He thinks he has pinpointed the issues, then unknown -- anxiety, a lack of sleep and perhaps depression. The former Hilton Head Island resident, who still owns a home here, agreed to stay on part time at College of Charleston to guide the transition of its new coach and as an assistant to George Benson, the college's president.
"I'm going to try and stay busy as hell," Cremins said. "After a year, I'm going to see how everything is, then I'm going to figure out what to do with my life."
He has formed a committee at Georgia Tech, where he coached the Yellow Jackets 19 years and the court is named for him, to bring together as many former coaches and players as possible for the unveiling of the new basketball arena in November.
Cremins visited McCamish Pavillion in August and walked on its recently finished floor.
"I got chills up my spine," Cremins said. "I really got chills. It was so beautiful. I was so proud of what Georgia Tech had done."
Other than his project with the Yellow Jackets, Cremins remains busy with events like the celebrity golf tournament, which raises money for various children's charities. He was one one of several sports figures in the field, including former University of South Carolina running back and Heisman trophy winner George Rogers, retired Boston Red Sox pitcher Tim Wakefield and former NFL players Ken Anderson, Mark Collins and Dwight Hicks.
In its 32nd year, the Hilton Head Island Celebrity Golf has raised more than $3.9 million, according to the event's website. After rain pounded the area early in the week, the sun was out for the tournament, which started at Palmetto Dunes on Friday, moved to Colleton River Plantation and finished at Harbour Town.

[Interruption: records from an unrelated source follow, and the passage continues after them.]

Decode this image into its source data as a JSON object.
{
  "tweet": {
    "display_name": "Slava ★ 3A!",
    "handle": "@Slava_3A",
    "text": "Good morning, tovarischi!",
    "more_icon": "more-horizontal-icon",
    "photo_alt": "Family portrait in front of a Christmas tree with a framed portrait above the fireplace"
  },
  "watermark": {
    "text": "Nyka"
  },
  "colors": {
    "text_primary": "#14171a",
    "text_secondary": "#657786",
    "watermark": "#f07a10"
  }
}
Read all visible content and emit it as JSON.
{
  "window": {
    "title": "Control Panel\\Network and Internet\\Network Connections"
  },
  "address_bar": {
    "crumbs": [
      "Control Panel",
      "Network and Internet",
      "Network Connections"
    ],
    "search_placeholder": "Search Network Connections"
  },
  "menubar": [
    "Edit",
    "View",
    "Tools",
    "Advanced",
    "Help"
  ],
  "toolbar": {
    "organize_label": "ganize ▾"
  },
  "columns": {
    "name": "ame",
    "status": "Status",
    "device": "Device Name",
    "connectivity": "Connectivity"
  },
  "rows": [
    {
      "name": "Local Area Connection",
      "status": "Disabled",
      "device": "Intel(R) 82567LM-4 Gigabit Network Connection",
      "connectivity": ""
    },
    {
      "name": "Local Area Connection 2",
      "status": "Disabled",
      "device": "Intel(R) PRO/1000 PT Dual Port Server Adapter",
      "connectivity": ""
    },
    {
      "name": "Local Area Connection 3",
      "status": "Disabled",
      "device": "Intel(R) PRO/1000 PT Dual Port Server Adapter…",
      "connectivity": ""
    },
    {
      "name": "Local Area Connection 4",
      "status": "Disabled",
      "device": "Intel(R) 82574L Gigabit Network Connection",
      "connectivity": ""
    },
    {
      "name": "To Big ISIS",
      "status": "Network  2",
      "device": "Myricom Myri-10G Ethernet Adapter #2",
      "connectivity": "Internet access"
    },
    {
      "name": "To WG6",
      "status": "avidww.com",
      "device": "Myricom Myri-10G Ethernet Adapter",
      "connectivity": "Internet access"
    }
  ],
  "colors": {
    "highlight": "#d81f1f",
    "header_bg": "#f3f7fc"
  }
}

Cremins, a native of Bronx, N.Y., kept his group light with a steady stream of commentary, some directed at himself ("All right, Bobby," he said before a delicate pitch shot. "Team needs you." He introduced members of his group to Hilton Head Island resident Tom Moore, the former Indianapolis Colts offensive coordinator, and picked up a friend in his cart at the turn.
He said he and his wife plan a cruise out of Hilton Head and that he will coach a basketball clinic in Maui. Though his health has returned, Cremins said a return to coaching is still a long shot.
"I'm not going to go back to coaching unless I'm 100 percent sure," he said. "If I did go back, I would now know what to do. I now realize what happened. But it happened for a reason."